Palm sugar is made from the sap of palm trees trunks. In Malaysia, it is most probably made from sugar palm (arenga pinnata), X and X palm. The sucrose-rich sap is boiled down to produce a thick brown syrup and then poured into a bamboo mould. It will harden into round cylinder blocks. That explains why gula melaka often come in blocks.
How does it taste and smell?
100% Pure gula melaka has a smoky flavour and smell, which is significantly different from regular sugar. When I first use it, I thought I accidentally burned it! Gula Melaka smells very fragrant unlike regular sugar which is without scent.
What other names does it have?
Palm sugar and coconut sugar are different. According to wikipedia:
“Coconut sugar is a sugar produced from the sap of cut flower buds of the coconut palm. In some areas, predominantly in Thailand, the terms “coconut sugar” and “palm sugar” are often used interchangeably. However, coconut sugar is different both in taste, texture and manufacture methods from palm sugar, which is made from the sap in the stems of the Palmyra palm, the date palm, the sugar date palm, the sago palm or the sugar palm.”
- English names: Palm sugar
- Malay name: Gula Melaka
- Chinese name:
- Tamil: panam karkandu
Where to buy?
They are easily available at local supermarkets. However, good quality ones are normally available at traditional wet market and small sundry shops – especially in towns like Melaka.
How to choose good quality gula melaka?
Pure gula melaka is made the sap of palm only, without any addition. However, many manufacturers add sugar so they can produce larger quantities and sell at a lower price. While I like most of my food unadulterated, I personally feel that gula melaka with added sugar is not necessarily a bad thing.
Pure gula melaka can be expensive and the smoky flavour is an acquired taste. Those with mixed sugar allows more people to have a taste of this delicious sugar without having to fork out too much. Having said that, I still like my gula melaka pure. Here’s how to choose good quality ones:
- Blocks – If it’s sold in blocks, chances are that they are made traditionally.
- Dark in colour – Pure gula melaka has a deep brown colour. Lighter ones are heavily adulterated with white sugar.

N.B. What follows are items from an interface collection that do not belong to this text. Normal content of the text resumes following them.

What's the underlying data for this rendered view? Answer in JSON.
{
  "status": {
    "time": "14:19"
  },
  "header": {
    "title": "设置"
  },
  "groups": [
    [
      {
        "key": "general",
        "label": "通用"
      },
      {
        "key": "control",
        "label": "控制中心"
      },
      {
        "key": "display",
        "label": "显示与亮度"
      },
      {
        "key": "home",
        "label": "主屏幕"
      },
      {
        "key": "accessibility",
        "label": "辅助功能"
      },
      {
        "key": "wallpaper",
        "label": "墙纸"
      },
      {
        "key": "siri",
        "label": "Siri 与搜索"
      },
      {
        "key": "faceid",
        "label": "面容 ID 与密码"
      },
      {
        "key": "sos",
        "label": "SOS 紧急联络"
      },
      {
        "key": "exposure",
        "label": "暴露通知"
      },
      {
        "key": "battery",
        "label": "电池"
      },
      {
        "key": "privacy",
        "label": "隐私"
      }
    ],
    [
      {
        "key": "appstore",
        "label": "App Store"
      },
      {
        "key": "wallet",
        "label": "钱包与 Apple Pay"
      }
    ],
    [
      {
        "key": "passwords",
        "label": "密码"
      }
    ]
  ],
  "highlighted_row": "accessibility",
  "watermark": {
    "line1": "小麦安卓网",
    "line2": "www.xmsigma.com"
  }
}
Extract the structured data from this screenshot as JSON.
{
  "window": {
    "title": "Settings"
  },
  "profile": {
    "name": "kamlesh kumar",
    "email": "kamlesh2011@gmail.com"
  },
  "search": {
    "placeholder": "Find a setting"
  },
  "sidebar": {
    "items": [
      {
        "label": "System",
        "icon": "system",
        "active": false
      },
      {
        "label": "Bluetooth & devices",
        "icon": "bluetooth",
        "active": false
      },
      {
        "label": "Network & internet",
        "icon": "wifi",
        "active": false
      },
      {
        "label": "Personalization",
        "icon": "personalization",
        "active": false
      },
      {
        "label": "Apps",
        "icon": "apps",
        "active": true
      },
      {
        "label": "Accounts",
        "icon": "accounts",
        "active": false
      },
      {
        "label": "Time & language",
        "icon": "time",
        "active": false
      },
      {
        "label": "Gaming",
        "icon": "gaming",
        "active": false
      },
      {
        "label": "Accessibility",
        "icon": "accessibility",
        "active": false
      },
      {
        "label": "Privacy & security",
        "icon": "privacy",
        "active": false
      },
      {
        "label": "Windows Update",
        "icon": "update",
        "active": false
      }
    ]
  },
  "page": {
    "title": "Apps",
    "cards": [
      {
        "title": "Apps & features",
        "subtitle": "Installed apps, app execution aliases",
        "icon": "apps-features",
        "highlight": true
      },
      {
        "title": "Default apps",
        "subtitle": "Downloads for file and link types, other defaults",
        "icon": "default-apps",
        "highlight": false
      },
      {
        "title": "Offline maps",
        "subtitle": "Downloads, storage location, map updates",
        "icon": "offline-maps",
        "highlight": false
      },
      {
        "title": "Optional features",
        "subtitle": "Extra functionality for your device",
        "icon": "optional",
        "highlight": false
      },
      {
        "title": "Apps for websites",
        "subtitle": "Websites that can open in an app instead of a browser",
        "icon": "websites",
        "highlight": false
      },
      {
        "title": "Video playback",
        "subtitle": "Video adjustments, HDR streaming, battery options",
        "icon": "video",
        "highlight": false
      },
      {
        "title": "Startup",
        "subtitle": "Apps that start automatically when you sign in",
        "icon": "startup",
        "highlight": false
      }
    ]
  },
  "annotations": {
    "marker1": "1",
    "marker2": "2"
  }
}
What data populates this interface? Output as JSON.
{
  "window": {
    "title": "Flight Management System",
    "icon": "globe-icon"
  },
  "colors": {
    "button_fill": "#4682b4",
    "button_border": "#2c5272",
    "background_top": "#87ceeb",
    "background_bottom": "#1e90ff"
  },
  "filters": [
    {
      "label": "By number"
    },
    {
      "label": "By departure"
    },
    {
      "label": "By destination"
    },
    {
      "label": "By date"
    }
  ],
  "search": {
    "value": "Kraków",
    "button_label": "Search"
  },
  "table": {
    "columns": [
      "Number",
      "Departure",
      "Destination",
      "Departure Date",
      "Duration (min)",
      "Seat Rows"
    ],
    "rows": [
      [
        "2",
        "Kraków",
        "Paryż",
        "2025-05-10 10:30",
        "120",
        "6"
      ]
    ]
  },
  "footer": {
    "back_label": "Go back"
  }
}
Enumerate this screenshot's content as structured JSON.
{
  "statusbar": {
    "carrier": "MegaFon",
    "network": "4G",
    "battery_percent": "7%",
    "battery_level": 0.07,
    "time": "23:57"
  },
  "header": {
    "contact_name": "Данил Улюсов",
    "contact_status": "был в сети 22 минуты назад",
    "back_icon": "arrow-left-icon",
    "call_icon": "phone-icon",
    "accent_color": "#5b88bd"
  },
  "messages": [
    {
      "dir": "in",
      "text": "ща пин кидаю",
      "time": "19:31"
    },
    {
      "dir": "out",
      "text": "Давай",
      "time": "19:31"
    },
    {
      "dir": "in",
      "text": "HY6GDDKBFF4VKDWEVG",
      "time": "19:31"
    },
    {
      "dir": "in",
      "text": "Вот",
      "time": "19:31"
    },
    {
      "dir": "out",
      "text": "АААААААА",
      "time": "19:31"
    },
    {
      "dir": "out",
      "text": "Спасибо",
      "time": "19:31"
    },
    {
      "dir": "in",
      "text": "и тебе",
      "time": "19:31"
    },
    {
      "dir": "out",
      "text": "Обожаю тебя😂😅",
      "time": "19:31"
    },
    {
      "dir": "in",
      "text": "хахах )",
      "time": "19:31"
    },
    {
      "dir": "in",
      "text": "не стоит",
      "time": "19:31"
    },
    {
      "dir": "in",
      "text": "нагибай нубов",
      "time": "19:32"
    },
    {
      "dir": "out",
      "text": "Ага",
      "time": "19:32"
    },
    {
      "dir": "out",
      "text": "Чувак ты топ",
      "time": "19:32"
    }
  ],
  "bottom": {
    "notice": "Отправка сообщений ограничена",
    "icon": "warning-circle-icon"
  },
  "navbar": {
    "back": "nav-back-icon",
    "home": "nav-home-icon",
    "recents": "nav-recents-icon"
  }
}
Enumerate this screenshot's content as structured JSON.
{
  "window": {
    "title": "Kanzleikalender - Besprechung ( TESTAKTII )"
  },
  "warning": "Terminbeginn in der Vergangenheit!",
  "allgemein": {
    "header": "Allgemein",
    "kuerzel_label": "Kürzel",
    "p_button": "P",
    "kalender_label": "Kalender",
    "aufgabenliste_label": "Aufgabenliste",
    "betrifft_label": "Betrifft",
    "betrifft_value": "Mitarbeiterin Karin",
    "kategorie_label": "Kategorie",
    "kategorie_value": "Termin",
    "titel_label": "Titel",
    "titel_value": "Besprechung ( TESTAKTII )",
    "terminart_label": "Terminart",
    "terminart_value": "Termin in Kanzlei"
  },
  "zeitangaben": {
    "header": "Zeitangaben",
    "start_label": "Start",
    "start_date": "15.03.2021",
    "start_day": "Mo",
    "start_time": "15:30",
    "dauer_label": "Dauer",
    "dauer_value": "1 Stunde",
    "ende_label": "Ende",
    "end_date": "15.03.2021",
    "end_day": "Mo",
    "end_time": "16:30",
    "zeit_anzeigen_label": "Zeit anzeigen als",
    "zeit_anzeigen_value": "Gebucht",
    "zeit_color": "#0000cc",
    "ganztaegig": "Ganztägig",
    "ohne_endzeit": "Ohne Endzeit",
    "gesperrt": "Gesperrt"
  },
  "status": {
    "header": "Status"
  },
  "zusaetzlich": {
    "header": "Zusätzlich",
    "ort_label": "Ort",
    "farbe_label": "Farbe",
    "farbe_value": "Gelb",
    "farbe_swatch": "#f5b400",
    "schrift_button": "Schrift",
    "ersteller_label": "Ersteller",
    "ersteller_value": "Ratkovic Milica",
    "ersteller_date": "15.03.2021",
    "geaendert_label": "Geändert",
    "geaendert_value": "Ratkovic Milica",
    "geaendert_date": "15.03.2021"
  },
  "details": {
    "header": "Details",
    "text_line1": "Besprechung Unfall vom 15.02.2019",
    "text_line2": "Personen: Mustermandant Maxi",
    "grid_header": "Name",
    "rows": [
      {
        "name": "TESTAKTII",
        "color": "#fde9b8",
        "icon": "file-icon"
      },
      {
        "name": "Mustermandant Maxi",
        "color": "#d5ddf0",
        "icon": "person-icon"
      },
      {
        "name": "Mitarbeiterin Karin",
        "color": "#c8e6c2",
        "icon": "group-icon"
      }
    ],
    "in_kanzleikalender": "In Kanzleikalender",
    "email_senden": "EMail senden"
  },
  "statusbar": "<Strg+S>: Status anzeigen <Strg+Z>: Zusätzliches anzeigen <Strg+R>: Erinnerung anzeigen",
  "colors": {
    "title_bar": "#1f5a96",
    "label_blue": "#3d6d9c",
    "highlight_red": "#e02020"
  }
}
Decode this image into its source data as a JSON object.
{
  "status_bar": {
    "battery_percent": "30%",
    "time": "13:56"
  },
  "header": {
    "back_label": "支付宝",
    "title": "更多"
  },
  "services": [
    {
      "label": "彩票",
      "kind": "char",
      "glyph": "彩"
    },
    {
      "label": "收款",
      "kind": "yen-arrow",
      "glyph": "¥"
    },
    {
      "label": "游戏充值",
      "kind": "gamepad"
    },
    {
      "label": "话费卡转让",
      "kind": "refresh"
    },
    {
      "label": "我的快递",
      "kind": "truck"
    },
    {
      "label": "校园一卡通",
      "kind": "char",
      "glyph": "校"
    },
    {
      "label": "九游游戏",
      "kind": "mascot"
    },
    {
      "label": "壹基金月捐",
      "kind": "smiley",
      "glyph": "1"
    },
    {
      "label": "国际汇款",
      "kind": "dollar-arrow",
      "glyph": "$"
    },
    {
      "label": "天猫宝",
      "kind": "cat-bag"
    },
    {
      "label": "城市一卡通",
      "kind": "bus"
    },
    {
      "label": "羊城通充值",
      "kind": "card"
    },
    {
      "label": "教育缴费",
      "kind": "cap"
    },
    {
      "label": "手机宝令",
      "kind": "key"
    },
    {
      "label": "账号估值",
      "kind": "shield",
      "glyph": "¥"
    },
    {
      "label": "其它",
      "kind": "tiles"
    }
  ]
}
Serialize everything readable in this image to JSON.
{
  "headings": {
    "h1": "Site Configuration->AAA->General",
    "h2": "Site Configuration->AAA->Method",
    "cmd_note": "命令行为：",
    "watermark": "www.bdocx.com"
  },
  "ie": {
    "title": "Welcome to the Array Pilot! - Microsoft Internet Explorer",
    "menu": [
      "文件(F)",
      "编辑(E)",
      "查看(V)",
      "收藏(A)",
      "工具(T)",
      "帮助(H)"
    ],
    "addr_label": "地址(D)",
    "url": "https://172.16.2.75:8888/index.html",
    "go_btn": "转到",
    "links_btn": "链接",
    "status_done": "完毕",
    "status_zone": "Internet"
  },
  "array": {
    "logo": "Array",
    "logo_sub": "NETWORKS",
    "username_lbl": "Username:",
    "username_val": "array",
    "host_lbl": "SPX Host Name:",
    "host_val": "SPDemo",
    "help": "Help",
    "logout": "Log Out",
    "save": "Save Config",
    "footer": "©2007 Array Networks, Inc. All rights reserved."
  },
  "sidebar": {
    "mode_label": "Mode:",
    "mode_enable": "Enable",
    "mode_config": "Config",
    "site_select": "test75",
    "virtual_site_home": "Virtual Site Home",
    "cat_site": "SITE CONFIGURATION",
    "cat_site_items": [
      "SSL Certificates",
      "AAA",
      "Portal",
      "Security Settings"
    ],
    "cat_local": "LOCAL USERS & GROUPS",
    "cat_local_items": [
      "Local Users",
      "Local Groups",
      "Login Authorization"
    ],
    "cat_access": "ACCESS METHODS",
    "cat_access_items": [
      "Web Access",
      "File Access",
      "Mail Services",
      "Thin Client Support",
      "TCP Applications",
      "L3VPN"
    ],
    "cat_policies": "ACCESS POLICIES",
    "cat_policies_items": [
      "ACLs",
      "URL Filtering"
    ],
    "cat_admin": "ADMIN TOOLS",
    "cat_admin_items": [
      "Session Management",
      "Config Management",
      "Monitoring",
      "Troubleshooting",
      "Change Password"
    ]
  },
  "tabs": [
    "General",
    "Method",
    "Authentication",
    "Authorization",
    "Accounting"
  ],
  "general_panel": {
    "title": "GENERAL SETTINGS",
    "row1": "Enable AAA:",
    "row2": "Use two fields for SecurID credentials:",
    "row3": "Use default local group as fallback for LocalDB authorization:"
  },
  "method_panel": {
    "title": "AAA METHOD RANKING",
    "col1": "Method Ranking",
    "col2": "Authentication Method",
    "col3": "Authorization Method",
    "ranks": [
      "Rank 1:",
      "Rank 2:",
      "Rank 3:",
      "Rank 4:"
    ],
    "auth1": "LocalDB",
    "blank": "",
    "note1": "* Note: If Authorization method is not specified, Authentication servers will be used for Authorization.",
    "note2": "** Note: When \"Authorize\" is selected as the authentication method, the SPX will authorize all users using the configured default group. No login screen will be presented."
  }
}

- Soft and crumbly – Pure gula melaka is rather soft and crumbly. Whereas the rock hard ones shows that is has added sugar. When buying gula melaka, press the sugar with your finger nail. Good one should be dent. It should be easily shaved into your food too.
- Smell – If you are torn between two brands, do a sniff test. The better ones with higher palm sugar content tend to smell much more fragrant.
How to store?
Store in a dark and dry place. It should last for years.
How to use
In countries like Malaysia and Thailand, Gula melaka is used as sweetener in dessert. Instead of processed sugar, you can use this.
- Make it into sugar syrup – Cook gula melaka with water and add pandan leaves for fragrance.
- Substitute for sugar – Shave it and use it to flavour coffee or in your cooking
Gula melaka can be used in a lot of recipes. One of my favourite is gula melaka agar-agar.
Good luck in finding good quality gula melaka. Let me know when you found it!